Description: This excellent book provides a general overview of finance in health services with attention to the essential elements for clinical operations.
Purpose: The purpose is to provide entry-level operations managers with the basic financial principles and essential operations applications necessary to manage health services.
Audience: This is an important resource for health services management personnel seeking education and professional development in healthcare finance. It is an essential resource for clinical professionals seeking to understand the role of healthcare finance in clinical operations management. The author is a well regarded healthcare finance professional and health services administration scholar.
Features: The strength of this book lies in the 13 well-organized chapters, which are grouped into four sections: foundation concepts; planning, managing, and control; financing and capital investment; and reporting results. Each of the chapters is structured with an opening central theme vignette and learning objectives, critical concept and special consideration boxes to illustrate important concepts, self-test questions, theme wrap-up discussion of the vignette, concluding with a review of key concepts and end-of-chapter questions. Important definitions are provided in the chapter margins, facilitating recognition and review. Overall, this structure is excellent for learning. Additional online learning material includes four additional chapters to address more focused specialized finance areas such as lease finance and business valuation. Also, there are online appendixes to expand learning for operational and financial analysis. Finally, there are five selected cases for knowledge application. The book could be improved with the addition of color, as all the diagrams and figures are in black and white. Furthermore, there are very few references, including learning resources such as websites, organizations, and/or publications. Entry-level professionals are unable to access important materials such as the end-of-chapter question solutions. As the book audience includes entry-level professionals in addition to students, this resource should be accessible.

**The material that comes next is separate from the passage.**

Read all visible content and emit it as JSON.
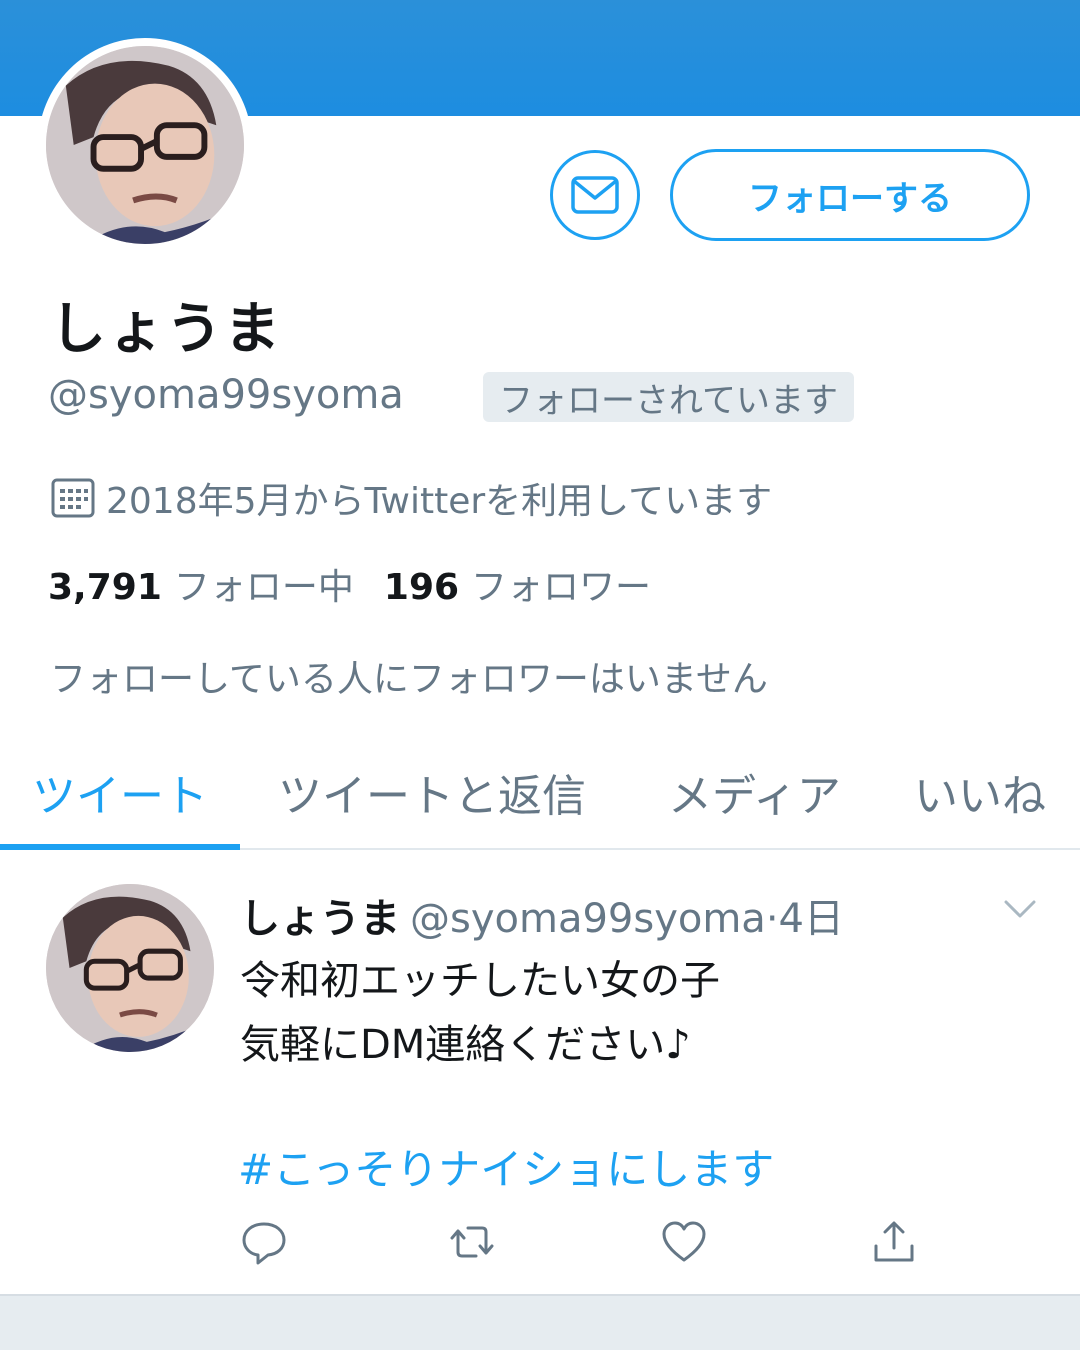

Assessment: This is an important resource for students and entry-level professionals seeking to learn the essentials of healthcare finance. The second edition has been strengthened by the restructuring of chapters to include contemporary examples, additional areas for reader reflection and content application, and revisions to bring the material into congruence with the American Institute of Certified Public Accountants guidance. Overall, this is an excellent choice for an entry-level healthcare finance course or for entry-level professional development. In terms of similar books, Health Care Finance: Basic Tools for Nonfinancial Managers, 4th edition, Baker and Baker (Jones & Bartlett Learning, 2013), is probably the closest. Both these books are excellent choices, but the Gapenski is more focused on financial principles for operations managers while the Baker focuses on financial principles for clinical professionals.